I was lucky enough to attend the design program at the University of Cincinnati where we had a co-operative education curriculum — meaning I had to complete 6 x 3 month internships before graduating. These can be all over the country, or the world and you start young. For me it was such a great way to try on different cities and try out different companies. You learn what you might be good at, what you really don’t like, and get a taste for the day-to-day of a design studio. The most important thing: you meet people. People already working in the field you’re trying to crack into and who will directly or indirectly help you get your first foothold.
So yeah, I’m a huge proponent of internships and we take 2-3 per semester here at Gretel. They come from all over the world, in strategy, design and project management. We pay our interns, of course, and we try to give everyone real exposure to client work.

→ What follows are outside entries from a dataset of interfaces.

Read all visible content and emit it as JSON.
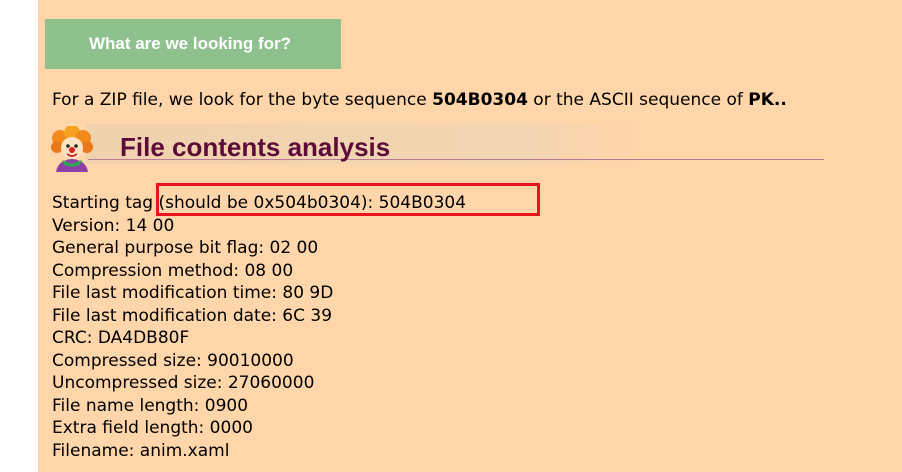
{
  "section_button": {
    "label": "What are we looking for?"
  },
  "intro": {
    "prefix": "For a ZIP file, we look for the byte sequence ",
    "hex_sequence": "504B0304",
    "middle": " or the ASCII sequence of ",
    "ascii_sequence": "PK.."
  },
  "analysis": {
    "title": "File contents analysis",
    "icon": "clown-icon",
    "rows": [
      "Starting tag (should be 0x504b0304): 504B0304",
      "Version: 14 00",
      "General purpose bit flag: 02 00",
      "Compression method: 08 00",
      "File last modification time: 80 9D",
      "File last modification date: 6C 39",
      "CRC: DA4DB80F",
      "Compressed size: 90010000",
      "Uncompressed size: 27060000",
      "File name length: 0900",
      "Extra field length: 0000",
      "Filename: anim.xaml"
    ]
  },
  "colors": {
    "panel_background": "#ffd5aa",
    "button_background": "#8fc18f",
    "heading_text": "#5c0b3a",
    "highlight_border": "#e8141b"
  }
}
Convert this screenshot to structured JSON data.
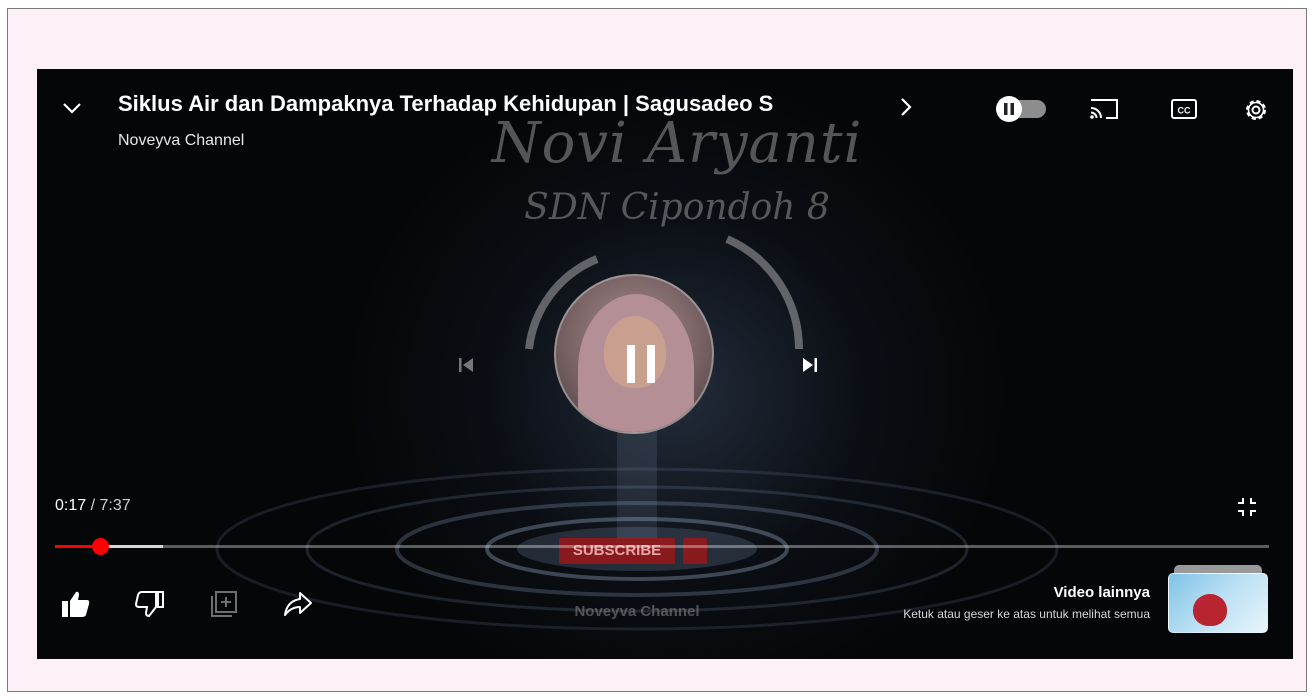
{
  "player": {
    "title": "Siklus Air dan Dampaknya Terhadap Kehidupan | Sagusadeo S",
    "channel": "Noveyva Channel",
    "current_time": "0:17",
    "separator": " / ",
    "duration": "7:37",
    "progress_played": 0.037,
    "progress_buffered": 0.089,
    "autoplay_enabled": true
  },
  "video_frame": {
    "watermark_name": "Novi Aryanti",
    "watermark_school": "SDN Cipondoh 8",
    "watermark_subscribe": "SUBSCRIBE",
    "watermark_channel": "Noveyva Channel"
  },
  "more_videos": {
    "title": "Video lainnya",
    "hint": "Ketuk atau geser ke atas untuk melihat semua"
  },
  "icons": {
    "collapse": "chevron-down-icon",
    "next_title": "chevron-right-icon",
    "autoplay": "autoplay-toggle",
    "cast": "cast-icon",
    "captions": "cc-icon",
    "settings": "gear-icon",
    "prev": "skip-previous-icon",
    "play_pause": "pause-icon",
    "next": "skip-next-icon",
    "exit_fullscreen": "exit-fullscreen-icon",
    "like": "thumbs-up-icon",
    "dislike": "thumbs-down-icon",
    "save": "save-playlist-icon",
    "share": "share-icon"
  },
  "colors": {
    "accent": "#ff0000",
    "page_bg": "#fdf1f8",
    "player_bg": "#050608"
  }
}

We’re also at a scale where they can all generally see what’s happening across the whole office instead of being walled off into their specific task or project, which is nice I think.
For me, far and away the mark of a good designer is composition. You can see it within seconds. It either strikes you, or it doesn’t. Composition transcends medium, it’s obvious in digital, spatial, motion and print, and people who do it well in one discipline can often do it well in others.
Beyond that I look at typography, language and range. How type is handled and what it’s communicating. Language can be baked into the work, but how someone writes is usually a good indicator of how they think. So their email, even the project write-ups on their site or in their book can be very telling. Can this person boil down the complexity of this project into a few succinct lines?
Range is partly about craft, technical skill, but also about the individual. Is there a point of view underneath it all? Are they reaching, challenging themselves or just hitting the same notes over and over?
You’re only as good as the worst thing you show. I think that goes for your portfolio and for your day-to-day work. You have to edit... it’s so important early on not to fall in love with the things you make just because you made them. Or because it was hard. Or because you think the client will love it even if you don't. Actively seek input and opinions — and try not to take the feedback personally. Especially for your portfolio, where one or two ‘almosts’ can throw the ‘greats’ into question.
I taught a Portfolio course to undergraduates in their final year at the School of Visual Arts here in New York. I loved it.
Teaching anyone anything really forces you to think about your own process or method. Which seems obvious, but I think is especially critical for any creative discipline, where solutions can sometimes feel intuitive, serendipitous or even accidental. When you have to untangle and demystify your own process, you start to think hard about what really does work and what can be better.
It was important for me to figure out how to give the students checkpoints without prescribing the route. That was always hard. More than anything it forces you to really manage your time, the constant need to give quick, tactical feedback to 15 students working on 4-5 projects each can be tough, but it’s basically what creative direction is.
There’s no substitute for hard work. Especially when you’re starting out, you’ll have to put in the time. Learn from everyone you can, and keep pushing yourself to create the kind of work you love... that got you interested in design in the first place. You can only get there by doing a lot of it, good and bad.
Ira Glass from This American Life has a great little talk about this that I used to show to my students. There will be late nights, there will be failed attempts, near misses, and if-only’s, but every project really does have the potential to be huge. And you really have to go in each time with that same mindset. If it doesn’t hit, there is always something to learn from. It’s like the old adage ‘there are no small parts, only small actors.’